Marker-free lineage tracing reveals an environment-instructed clonogenic hierarchy in pancreatic cancer

Effective treatments for pancreatic ductal adenocarcinoma (PDAC) are lacking, and targeted agents have demonstrated limited efficacy. It has been speculated that a rare population of cancer stem cells (CSCs) drives growth, therapy resistance, and rapid metastatic progression in PDAC. These CSCs demonstrate high clonogenicity in vitro and tumorigenic potential in vivo. However, their relevance in established PDAC tissue has not been determined. Here, we use marker-independent stochastic clonal labeling, combined with quantitative modeling of tumor expansion, to uncover PDAC tissue growth dynamics. We find that in contrast to the CSC model, all PDAC cells display clonogenic potential in situ. Furthermore, the proximity to activated cancer-associated fibroblasts determines tumor cell clonogenicity. This means that the microenvironment is dominant in defining the clonogenic activity of PDAC cells. Indeed, manipulating the stroma by Hedgehog pathway inhibition alters the tumor growth mode, revealing that tumor-stroma crosstalk shapes tumor growth dynamics and clonal architecture.
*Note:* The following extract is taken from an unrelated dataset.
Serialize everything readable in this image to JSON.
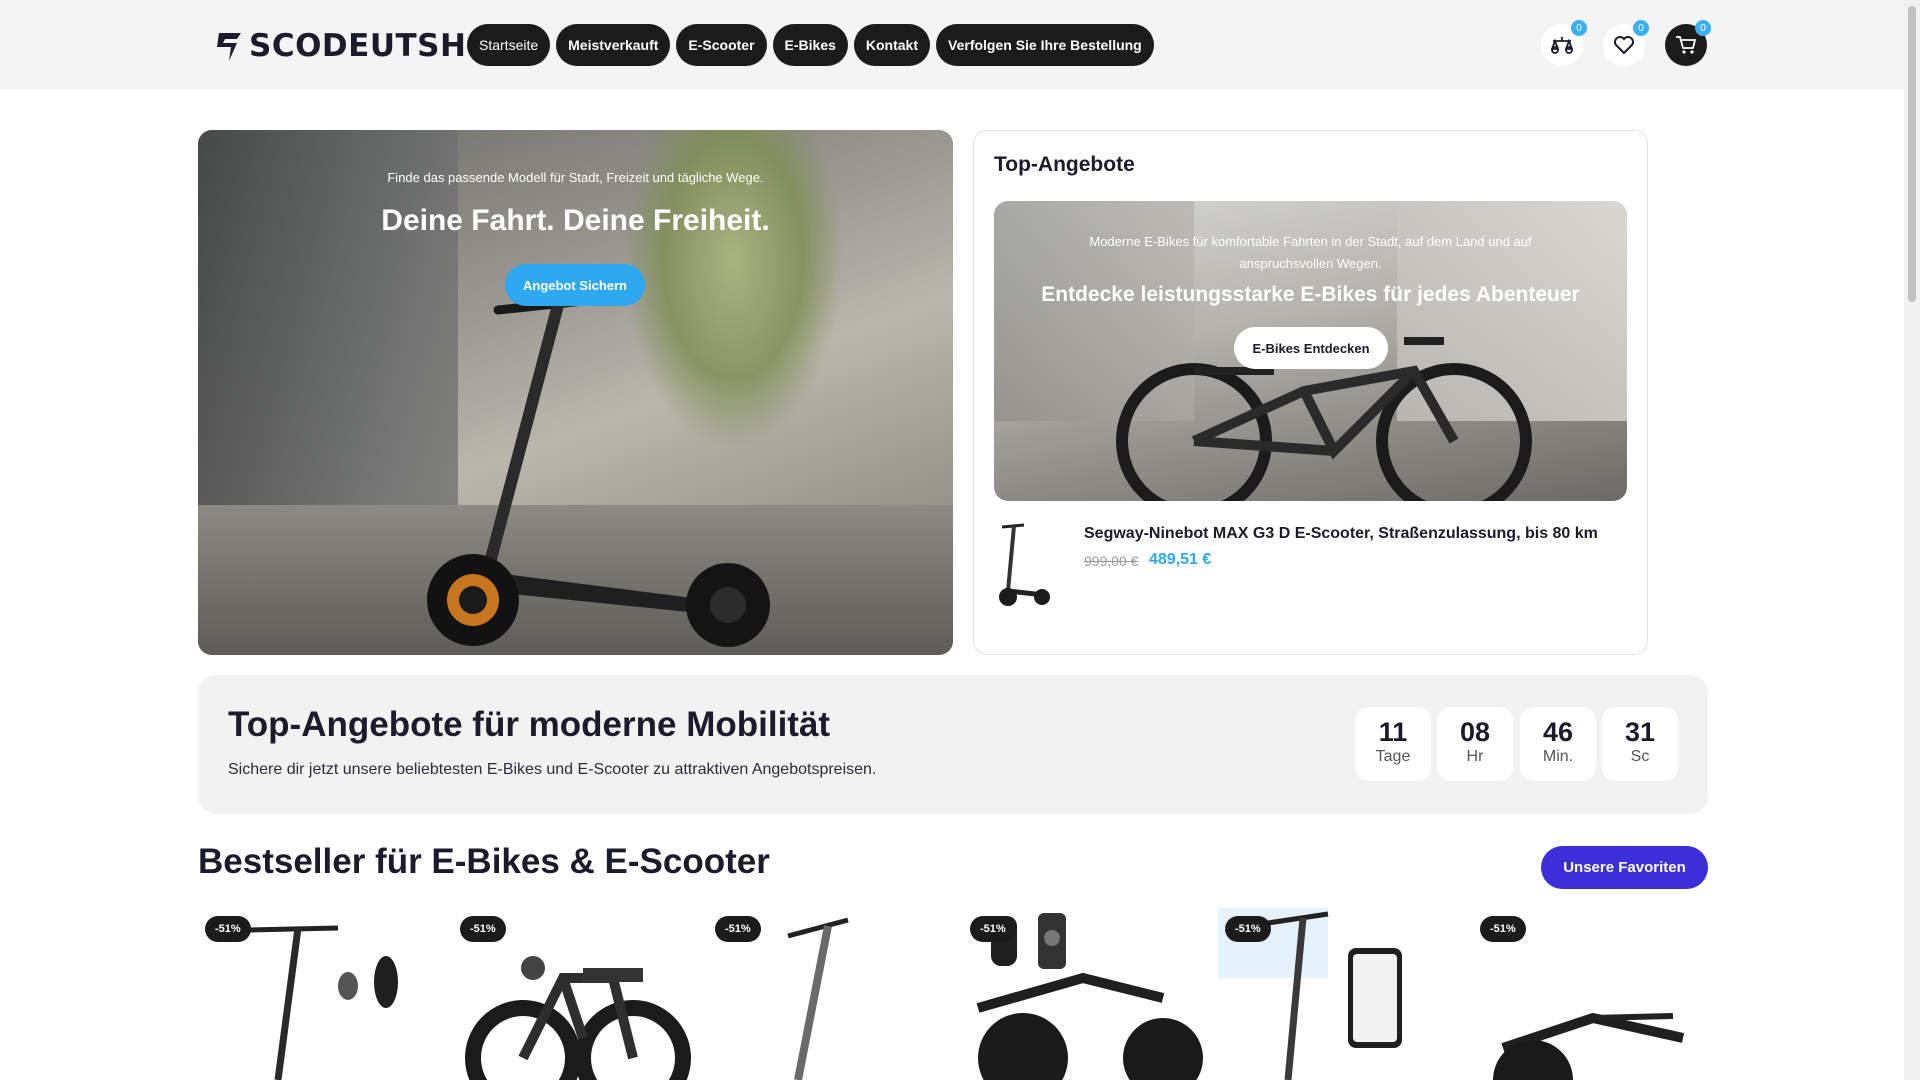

Authors

Sophie C Lodestijn¬†,¬†Dani√ęl M Miedema,¬†Kristiaan J Lenos,¬†Lisanne E Nijman,¬†Saskia C Belt,¬†Khalid El Makrini,¬†Maria C Lecca,¬†Cynthia Waasdorp,¬†Tom van den Bosch,¬†Maarten F Bijlsma,¬†Louis Vermeulen.

Link

https://doi.org/10.1016/j.celrep.2021.109852

Estrogen-related receptor alpha drives mitochondrial biogenesis and resistance to neoadjuvant chemoradiation in esophageal cancer

Neoadjuvant chemoradiotherapy (nCRT) improves outcomes in resectable esophageal adenocarcinoma (EAC), but acquired resistance precludes long-term efficacy. Here, we delineate these resistance mechanisms. RNA sequencing on matched patient samples obtained pre-and post-neoadjuvant treatment reveal that oxidative phosphorylation was the most upregulated of all biological programs following nCRT. Analysis of patient-derived models confirms that mitochondrial content and oxygen consumption strongly increase in response to nCRT and that ionizing radiation is the causative agent. Bioinformatics identifies estrogen-related receptor alpha (ESRRA) as the transcription factor responsible for reprogramming, and overexpression and silencing of ESRRA functionally confirm that its downstream metabolic rewiring contributes to resistance. Pharmacological inhibition of ESRRA successfully sensitizes EAC organoids and patient-derived xenografts to radiation. In conclusion, we report a profound metabolic rewiring following chemoradiation and demonstrate that its inhibition resensitizes EAC cells to radiation. These findings hold broader relevance for other cancer types treated with radiation as well.

Authors

Mark P.G. Dings, Amber P. van der Zalm, Sanne Bootsma, Tatum F.J. van Maanen, Cynthia Waasrop, Tom van den Ende, Daija Liu, Peter Bailey, Jan Koster, Danny A. Zwijnenburg, C. Arnold Spek, Jan P.G. Klomp, Arthur Oubrie, Gerrit K.J. Hooijer, Sybren L. Meijer, Mark I. van Berge Henegouwen, Maarten C. Hulshof, Jacques Bergman, Cesar Oyarce, Jan Paul Medema, Hanneke W.M. van Laarhoven, Maarten F. Bijlsma.

Link

https://doi.org/10.1016/j.xcrm.2022.100802